Tips on Repairing a Webster Magneto


| July/August 1989



Richard Hamp submitted this from Webster magneto service material with permission.  

Wherever possible, the customer should always be cautioned to have both the magneto and igniter plug repaired, because very often the magneto is blamed for trouble that is in the igniter plug.

Inspecting and Repairing the Magneto Equipment
When a magneto and igniter plug is received for repair, check carefully all parts and replace those showing any wear. Particular attention should be given to the following:

a. Bearings in end plates: Are they worn allowing the inductor to rub on pole pieces?
b. Inductor springs: Are they weak?
c. Push Finger: Has it become worn to such an extent that it will allow the push rod to slip off before the inductor has the proper oscillation?
d. Terminal screws: Do they strike the top cover? If so, it will cause a short.
e. Movable electrode: Is it working freely? Will it continue to work freely when the igniter plug becomes hot?
f. Electrode arm spring: Has this spring tension enough to bring the points together?
g. Insulation around stationary electrode: Is it burnt or have carbon deposits formed and worked in between the mica washers? In either case this will cause a short. By using a 110 volt test lamp it is easy to determine whether or not there is a short. Whenever there is the least doubt as to whether or not the insulation will stand up for any length of time, always replace it.
h. Spark points: Are they worn so badly that they will not make proper contact?
j. Terminal: Does this strike any part of the ignitor plug? If so it will cause a short.
k. Adjusting screw: Is this properly adjusted so that it opens the igniter points by striking the tail of the push finger when the magneto is tripped? This screw should be adjusted so that it just barely touches the tail of the push finger when the inductor springs are in a horizontal or 'at rest' position. This of course refers only to AM, AMM, AK, AL, AJZ, AJY and APY types of magnetos.
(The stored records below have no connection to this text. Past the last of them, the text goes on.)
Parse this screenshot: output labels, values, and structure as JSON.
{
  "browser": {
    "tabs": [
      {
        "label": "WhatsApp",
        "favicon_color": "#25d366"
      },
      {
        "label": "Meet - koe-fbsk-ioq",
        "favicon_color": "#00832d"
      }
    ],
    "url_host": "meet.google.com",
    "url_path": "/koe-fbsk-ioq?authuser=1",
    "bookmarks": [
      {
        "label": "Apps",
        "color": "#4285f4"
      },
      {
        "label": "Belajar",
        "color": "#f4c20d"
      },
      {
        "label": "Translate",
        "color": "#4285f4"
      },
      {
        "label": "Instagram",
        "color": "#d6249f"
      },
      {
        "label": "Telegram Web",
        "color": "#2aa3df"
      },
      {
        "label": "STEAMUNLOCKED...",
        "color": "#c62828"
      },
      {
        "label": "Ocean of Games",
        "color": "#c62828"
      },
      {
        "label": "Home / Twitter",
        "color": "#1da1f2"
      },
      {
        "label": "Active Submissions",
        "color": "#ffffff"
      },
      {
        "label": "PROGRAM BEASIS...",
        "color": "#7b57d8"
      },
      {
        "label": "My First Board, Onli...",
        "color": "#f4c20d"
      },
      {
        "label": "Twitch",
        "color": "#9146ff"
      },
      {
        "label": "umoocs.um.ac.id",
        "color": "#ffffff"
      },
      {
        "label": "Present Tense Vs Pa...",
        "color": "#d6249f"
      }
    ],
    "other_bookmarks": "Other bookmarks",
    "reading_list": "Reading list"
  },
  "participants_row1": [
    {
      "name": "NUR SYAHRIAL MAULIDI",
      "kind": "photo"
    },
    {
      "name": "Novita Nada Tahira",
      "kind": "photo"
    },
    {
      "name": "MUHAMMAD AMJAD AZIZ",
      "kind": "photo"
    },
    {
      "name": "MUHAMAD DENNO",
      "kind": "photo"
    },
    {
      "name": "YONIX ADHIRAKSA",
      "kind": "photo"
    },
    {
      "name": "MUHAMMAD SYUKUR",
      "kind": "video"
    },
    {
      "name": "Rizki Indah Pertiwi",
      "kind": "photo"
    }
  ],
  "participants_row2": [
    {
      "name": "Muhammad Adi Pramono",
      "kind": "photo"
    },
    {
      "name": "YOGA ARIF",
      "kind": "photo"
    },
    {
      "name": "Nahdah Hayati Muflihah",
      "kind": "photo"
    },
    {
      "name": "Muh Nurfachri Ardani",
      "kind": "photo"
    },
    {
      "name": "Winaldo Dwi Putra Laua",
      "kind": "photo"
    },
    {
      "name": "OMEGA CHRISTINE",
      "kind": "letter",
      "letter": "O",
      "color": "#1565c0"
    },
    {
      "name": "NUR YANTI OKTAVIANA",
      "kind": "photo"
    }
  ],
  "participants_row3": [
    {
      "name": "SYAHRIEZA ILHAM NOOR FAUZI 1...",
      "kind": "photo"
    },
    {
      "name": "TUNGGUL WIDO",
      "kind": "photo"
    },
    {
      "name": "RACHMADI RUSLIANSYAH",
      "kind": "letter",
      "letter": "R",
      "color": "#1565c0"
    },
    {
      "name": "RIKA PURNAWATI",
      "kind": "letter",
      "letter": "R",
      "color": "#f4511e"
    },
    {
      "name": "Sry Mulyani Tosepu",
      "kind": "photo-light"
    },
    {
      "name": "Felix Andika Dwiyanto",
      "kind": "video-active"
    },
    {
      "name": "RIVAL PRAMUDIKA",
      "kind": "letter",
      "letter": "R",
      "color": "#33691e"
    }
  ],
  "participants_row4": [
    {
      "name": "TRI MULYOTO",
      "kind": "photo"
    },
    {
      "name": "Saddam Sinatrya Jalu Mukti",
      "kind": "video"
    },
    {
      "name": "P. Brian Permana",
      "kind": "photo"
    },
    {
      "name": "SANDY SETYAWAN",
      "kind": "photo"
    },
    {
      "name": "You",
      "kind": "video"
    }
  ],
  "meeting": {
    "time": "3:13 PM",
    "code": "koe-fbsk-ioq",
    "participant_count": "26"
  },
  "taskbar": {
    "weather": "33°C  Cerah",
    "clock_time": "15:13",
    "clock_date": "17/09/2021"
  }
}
Testing Magneto for Voltage
After checking up on the points referred to above, remove the magneto from the igniter plug. Next remove the inductor springs and spring arm and drive the magneto at 500 RPM checking the voltage on an A.C. voltmeter. Then compare the voltage output of that particular type of magneto with that given on the voltage chart (blueprint) which we furnish to all service stations. Should the magneto not develop at least the minimum voltage shown on this chart, remagnetize and again check the voltmeter. If, after remagnetizing, the magneto gives voltage somewhat lower than the specified minimum, it may need either new coils or a new magnet.

a. Substitute a new magnet and test for voltage. If it still remains low, the trouble must be in the coils, and the original magnet should be replaced.
b. Remove the coils and replace with a new pair, first warming them in an oven to make them pliable. NOTE: Before removing the old coils, observe carefully the relation of the lead wires, and install the new coils the same way. Otherwise the two coils may oppose each other and no current result. If, after remagnetizing, the voltmeter shows no indication at all, observe the following:

Remove top cover, and examine the wires which are fastened to the terminal block, making sure they are securely fastened. Also see the opposite end of the coil is securely fastened under the ground screw. This is under the end plate on the opposite side from the lead wire. Test for voltage with the top cover off, to determine if it shorted the terminal.